Second, this suggests that there are forms of religious observance that are NOT well-suited to human being. Every community of faith that I have studied, and every form of faithfulness, has within it twisted versions of hyper-religion that are dangerous. Jesus seems to know this. When he says that his yoke is serviceable, he implies that others chafe, rub you raw, and injure you.
He is right.
One diagnostic sign of such forms of faithfulness shows itself in the expectation that “real” faith has to strenuous and even painful. “No Pain, No Gain” theologies are always abusive. They rub people the wrong way, and their practitioners are taught that the oozing sores that result are the marks of real faith, the necessary signs of “cross-bearing.” Sometimes the sores are the result of what is called the “mortification of the flesh.” Other times the hyper-religious are simply trying to mortify anyone who is not as hyper-religious as they are.

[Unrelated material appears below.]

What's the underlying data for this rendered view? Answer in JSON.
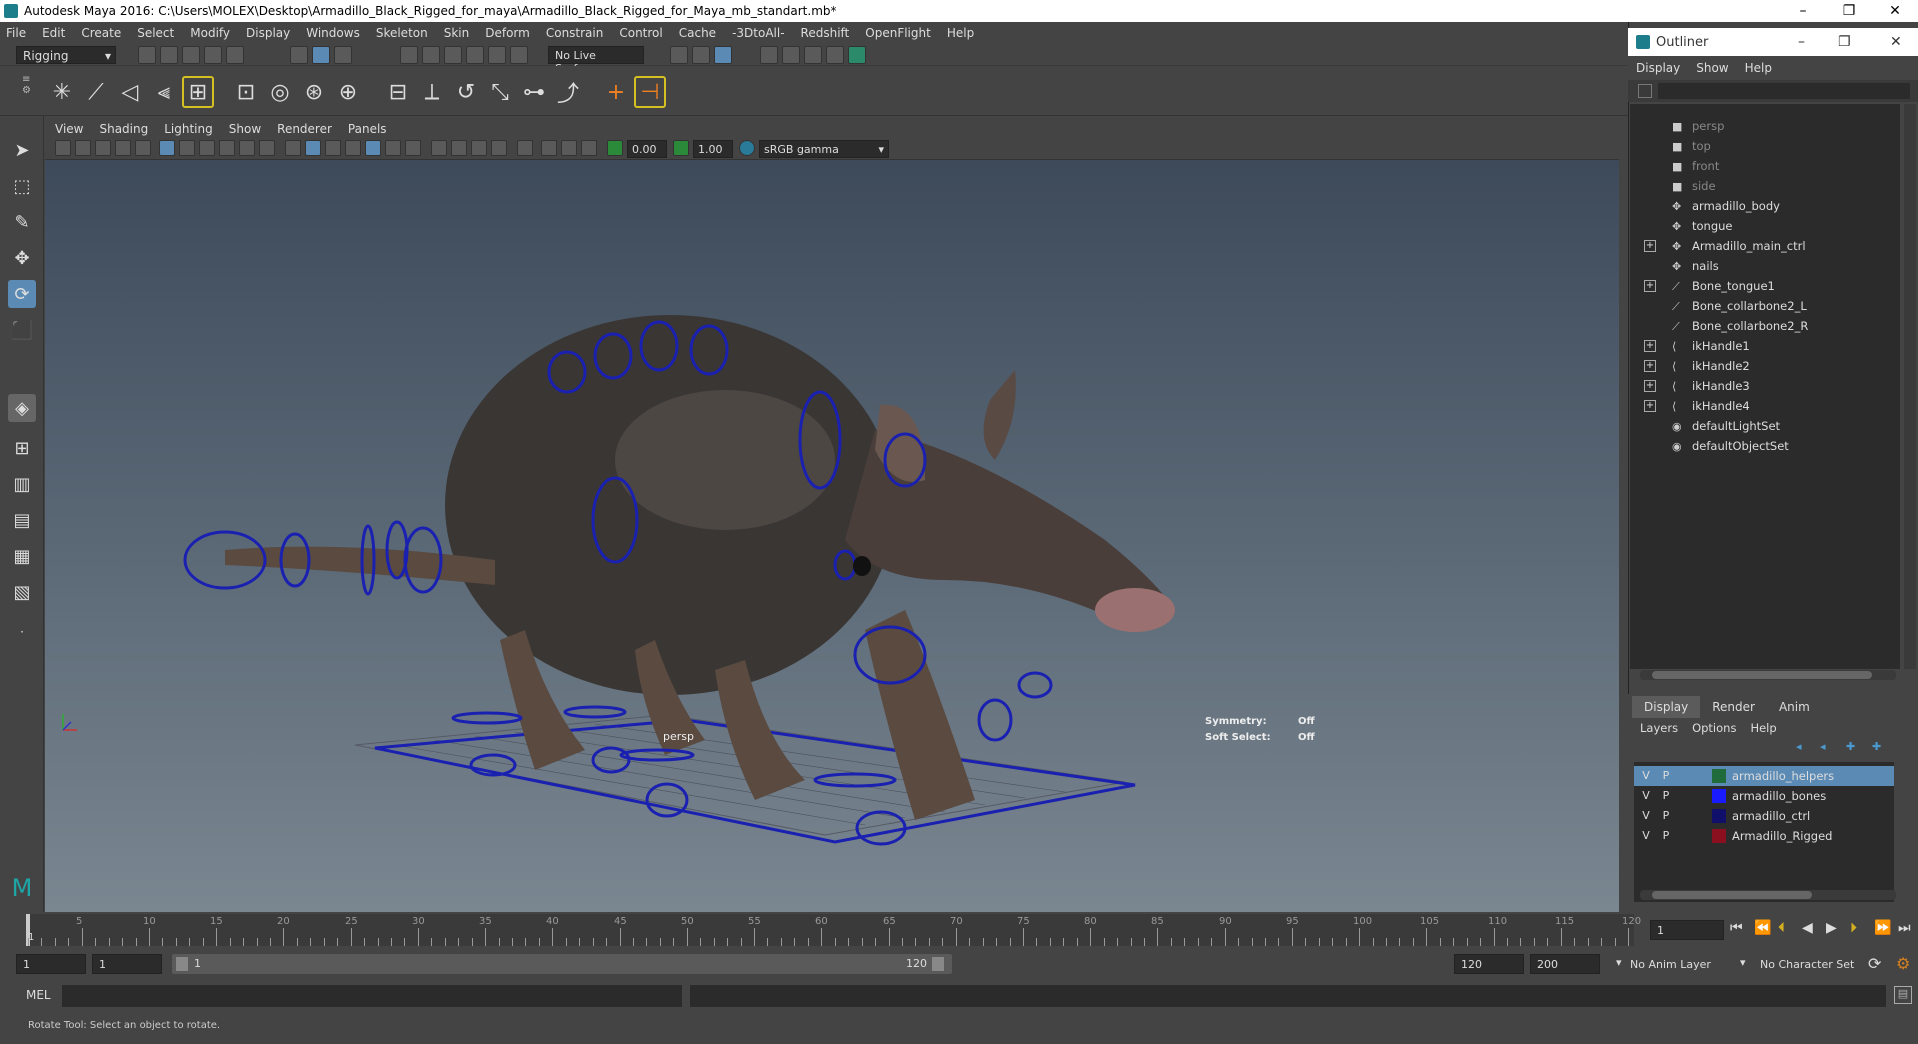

There are other interesting implications of Jesus’ use of the yoke metaphor. For instance, it might imply that Torah observance (and religious practice in general) must be shaped differently for different people. There OUGHT to be Conservative Jews in the world and there also MUST be Reform Jews. We need Methodists AND Lutherans. We might even need Two-Seeds-In-The-Spirit-Hardshell-Baptists.” And we need Muslims. And Buddhists. And we need people who are simply DONE with religious practice, especially when what they are actually done with is religious abuse carried out by those who insist that religion has to hurt to be real.
And, this metaphor makes it clear that human life is a shared task. We pull our load together. And the yoke of religious observance is intended to increase human strength, to make us better able to carry the human load that the Creation needs us to carry.
That is worth thinking about.